Deep concern as Israeli laws entrench the occupation
London - Israel has recently passed or initiated laws that can be considered an entrenching of its occupation of the Palestinian territories, bringing to an end the possibility of a just two-state solution to the Palestinian-Israeli conflict.
The measures adopted or going through the Israeli parliament are designed to facilitate Israel gaining control of more Palestinian land and silence legitimate criticism of Israeli policies.
The instruments Israel is using to control more Palestinian land include the regulation bill, which is designed to retroactively legalise 4,000 Jewish Israeli homes that were previously deemed illegal under Israel’s own laws.
The bill, supported by Israeli Prime Minister Binyamin Netanyahu, was condemned by human rights group Peace Now, which described it as a “fatal blow to democracy” that would “turn Israeli citizens to thieves and stain Israel’s law books”.
British Foreign Office Minister for the Middle East and North Africa Tobias Ellwood expressed “deep concern” about the bill and urged the Israeli government to “reconsider” it at the earliest opportunity. Israeli Attorney General Avichai Mandelblit called the law “unconstitutional”, indicating it was likely to be struck down by the Israeli Supreme Court.
In a further attempt to entrench its control, Israel has been considering annexing parts of the West Bank. This would involve passing a bill to apply Israeli law to land in the occupied Palestinian territories. A bill to annex the 40,000-person Jewish-only settlement of Maale Adumim was to be considered by the Knesset’s Ministerial Committee on Legislation.
However, this was postponed as Netanyahu was meeting with US President Donald Trump’s envoy Jason Greenblatt. The delay in the bill’s consideration is a signal that the Trump administration carries tremendous influence on Israeli actions, which could either check its expansionist policies or unleash an unprecedented land grab.
On February 12th, Israeli ministers endorsed a draft bill that would restrict the Muslim call to prayer. In the draft, the Muslim call to prayer, an integral part of Palestinian culture and history since the siege of Jerusalem in 637AD — has been insultingly characterised as “noise pollution”.
Those initiating the bill argued that the call to prayer disturbed non-Muslims or more specifically illegal settlers who have moved into predominantly Palestinian areas, including East Jerusalem.

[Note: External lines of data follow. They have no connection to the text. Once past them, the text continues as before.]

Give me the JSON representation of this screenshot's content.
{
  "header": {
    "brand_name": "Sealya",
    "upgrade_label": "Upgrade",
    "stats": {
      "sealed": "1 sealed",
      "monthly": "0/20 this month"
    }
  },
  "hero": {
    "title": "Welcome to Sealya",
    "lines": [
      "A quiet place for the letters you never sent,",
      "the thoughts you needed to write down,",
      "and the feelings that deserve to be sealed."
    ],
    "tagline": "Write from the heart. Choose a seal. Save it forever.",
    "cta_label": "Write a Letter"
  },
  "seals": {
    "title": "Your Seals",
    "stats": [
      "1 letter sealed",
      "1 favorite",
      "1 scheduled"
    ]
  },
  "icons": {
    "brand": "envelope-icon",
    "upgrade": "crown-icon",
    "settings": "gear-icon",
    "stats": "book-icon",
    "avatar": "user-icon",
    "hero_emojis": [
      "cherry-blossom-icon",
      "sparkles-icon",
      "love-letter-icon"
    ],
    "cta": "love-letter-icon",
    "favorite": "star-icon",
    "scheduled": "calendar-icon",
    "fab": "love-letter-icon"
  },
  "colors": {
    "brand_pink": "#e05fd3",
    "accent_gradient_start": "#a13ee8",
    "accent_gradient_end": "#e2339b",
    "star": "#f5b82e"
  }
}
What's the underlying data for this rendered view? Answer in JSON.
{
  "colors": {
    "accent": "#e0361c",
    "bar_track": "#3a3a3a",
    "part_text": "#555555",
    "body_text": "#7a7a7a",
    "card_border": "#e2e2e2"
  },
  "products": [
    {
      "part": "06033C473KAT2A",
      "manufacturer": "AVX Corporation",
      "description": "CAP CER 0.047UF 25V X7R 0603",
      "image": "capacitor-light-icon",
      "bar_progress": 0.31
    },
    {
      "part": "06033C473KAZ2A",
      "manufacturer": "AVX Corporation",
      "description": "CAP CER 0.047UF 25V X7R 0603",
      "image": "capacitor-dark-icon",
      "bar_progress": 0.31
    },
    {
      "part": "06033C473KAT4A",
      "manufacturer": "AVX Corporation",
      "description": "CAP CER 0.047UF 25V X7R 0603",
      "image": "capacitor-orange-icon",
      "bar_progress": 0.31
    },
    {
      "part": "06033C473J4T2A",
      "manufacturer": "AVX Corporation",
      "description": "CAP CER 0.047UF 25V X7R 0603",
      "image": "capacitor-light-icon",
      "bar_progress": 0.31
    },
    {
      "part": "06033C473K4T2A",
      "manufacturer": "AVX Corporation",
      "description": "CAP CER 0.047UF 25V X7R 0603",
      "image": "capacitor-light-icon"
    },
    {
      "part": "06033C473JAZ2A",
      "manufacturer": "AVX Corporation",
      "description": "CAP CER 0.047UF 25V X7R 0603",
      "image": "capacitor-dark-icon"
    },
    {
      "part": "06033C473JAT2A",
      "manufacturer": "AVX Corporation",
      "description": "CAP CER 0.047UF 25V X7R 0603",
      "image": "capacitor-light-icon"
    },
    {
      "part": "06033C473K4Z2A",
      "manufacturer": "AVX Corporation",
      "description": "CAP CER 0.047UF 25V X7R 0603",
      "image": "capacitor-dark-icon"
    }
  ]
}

MK Motti Yogev, one of the bill’s sponsors, defended it saying: “This is a social-minded law that aims to protect citizens’ sleep, without, God-forbid, harming anyone’s religious faith.”
However, Tzipi Livni, a leader of the Zionist Union party and a former Foreign minister, said “proud Israelis” should oppose legislation that would only “spread hate and ignite tensions” between Muslims and Jews. The bill drew condemnation from all sectors of Palestinian society, both Muslim and Christian.
Israeli MK Ahmad Tibi accused the bill’s proponents of “committing a racist act”. The bill should be seen alongside increasing actions by Israel to exert more control on al-Aqsa mosque, which antagonises Muslims and Christian Palestinians.
In another batch of proposed measures, Israel has moved to silence criticism of its policies by its own citizens and foreigners. The new law allows Knesset members to pursue the impeachment of lawmakers if their actions and ideology “negate the existence of the state of Israel as a Jewish and democratic state, incite racism, or express support for an armed struggle against the State of Israel by an enemy state or terrorist organisation”.
An affirmative vote from 90 of the Knesset’s 120 members would be needed for the impeachment to pass. In reality, this would target Arab Knesset members, including Haneen Zoabi, who is a vocal critic of Israeli policies.
More recently Strategic Affairs Minister Gilad Erdan indicated his wish to set up a database of Israeli citizens “who are involved in promoting and supporting boycotts, divestment and sanctions (BDS) against Israel or the settlements”.
This follows the passing of a measure in July 2016 that compels Israeli non-governmental organisations to declare sources of funding if they come from “foreign state entities” but not from private donations.
The European Union criticised the proposal, stating that “the reporting requirements imposed by the new law go beyond the legitimate need for transparency and seem aimed at constraining the activities of these civil society organisations working in Israel”.
Israel’s latest attempt to silence critics was the passing of a law on March 6th that bans proponents of BDS from entering the country. The first victim of this law was Hugh Lanning, chairman of Britain’s Palestine Solidarity Campaign. He was refused entry and sent home because of the campaign’s promotion of BDS.